It would have been much more acceptable if I had asked the writer, Joe Eszterhas, to write it as a murder mystery instead. Audiences would be intrigued by the thrill of finding out who the villain is; so if they asked me to do 'Showgirls' again, I would ask them to write the script where somebody gets killed at the beginning. I think the nudity in 'Showgirls' would have been more acceptable to the public if there had been an underlying theme of 'Who did this? Who is guilty?' In 'Basic Instinct' there are some very long sex scenes and they were only possible because all the while the audience is asking if Sharon is going to kill Michael and that was the setup of the movie.
[on Elizabeth Berkley] I never thought this continuous bashing of the movie and of Elizabeth would happen. We're sitting with these ruins in front of us. I realized with the nudity and the fact that critics are essentially Puritan that there would be backlash and anger, but I never thought the movie wouldn't do well. So I never accounted that she would be put in such a bad position and I feel terrible about it. If somebody is to blame it's Joe [Eszterhas] or me. I think she did exactly what we wanted and what we thought would be good. And apparently we failed. Her performance that everybody is so against is based on a character. The hate towards her character - an edgy, nearly psychotic character - is actually a compliment to her performance.
I would not do a 'Showgirls' remake - one movie was definitely enough! But we had actually been working on the sequel to 'Showgirls' which was going to be called 'Bimbos' and was going to be 'Nomi does Hollywood', but after 'Showgirls' was released there was no way anyone was going to give me money for that. If we could just make Elizabeth Berkley 20 years younger now I would love to make 'Bimbos' today. Absolutely, absolutely.
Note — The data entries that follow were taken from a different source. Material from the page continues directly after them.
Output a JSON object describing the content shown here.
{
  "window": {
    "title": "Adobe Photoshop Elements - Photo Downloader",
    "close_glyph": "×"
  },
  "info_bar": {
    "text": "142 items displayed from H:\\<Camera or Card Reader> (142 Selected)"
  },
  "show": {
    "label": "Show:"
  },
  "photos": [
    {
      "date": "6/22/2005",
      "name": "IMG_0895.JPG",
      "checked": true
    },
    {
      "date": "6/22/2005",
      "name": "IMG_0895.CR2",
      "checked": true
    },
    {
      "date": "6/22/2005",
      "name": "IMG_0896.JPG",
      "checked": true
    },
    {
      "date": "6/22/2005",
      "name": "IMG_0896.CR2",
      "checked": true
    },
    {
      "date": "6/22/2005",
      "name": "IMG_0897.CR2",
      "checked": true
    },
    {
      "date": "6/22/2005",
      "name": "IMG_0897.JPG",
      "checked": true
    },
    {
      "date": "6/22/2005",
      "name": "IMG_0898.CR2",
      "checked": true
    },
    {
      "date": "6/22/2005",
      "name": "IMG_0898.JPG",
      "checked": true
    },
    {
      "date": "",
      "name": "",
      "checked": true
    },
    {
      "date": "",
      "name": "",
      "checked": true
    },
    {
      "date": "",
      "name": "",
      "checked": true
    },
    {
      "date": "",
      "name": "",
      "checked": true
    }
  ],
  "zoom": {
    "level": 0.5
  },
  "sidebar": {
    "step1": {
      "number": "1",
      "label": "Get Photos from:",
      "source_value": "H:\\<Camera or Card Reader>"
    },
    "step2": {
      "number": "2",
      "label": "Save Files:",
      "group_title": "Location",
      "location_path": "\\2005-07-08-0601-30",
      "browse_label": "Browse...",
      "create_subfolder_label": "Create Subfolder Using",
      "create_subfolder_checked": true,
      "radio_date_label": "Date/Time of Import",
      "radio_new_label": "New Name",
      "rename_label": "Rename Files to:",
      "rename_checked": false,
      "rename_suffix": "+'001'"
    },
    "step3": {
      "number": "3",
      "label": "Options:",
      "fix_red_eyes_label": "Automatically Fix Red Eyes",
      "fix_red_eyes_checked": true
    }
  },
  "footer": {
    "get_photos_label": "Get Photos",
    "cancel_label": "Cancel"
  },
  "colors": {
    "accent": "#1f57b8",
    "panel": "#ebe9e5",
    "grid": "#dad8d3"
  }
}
I think the world is ready for more.
Interessant ist hier auch, dass Charlize Theron in der engeren Auswahl für die Nomi-Rolle war und Verhoeven (wohl mit recht) vermutet, dass Therons Karriere hätte sie die Rolle bekommen wohl ähnlich desaströs wie die von Berkley verlaufen wäre.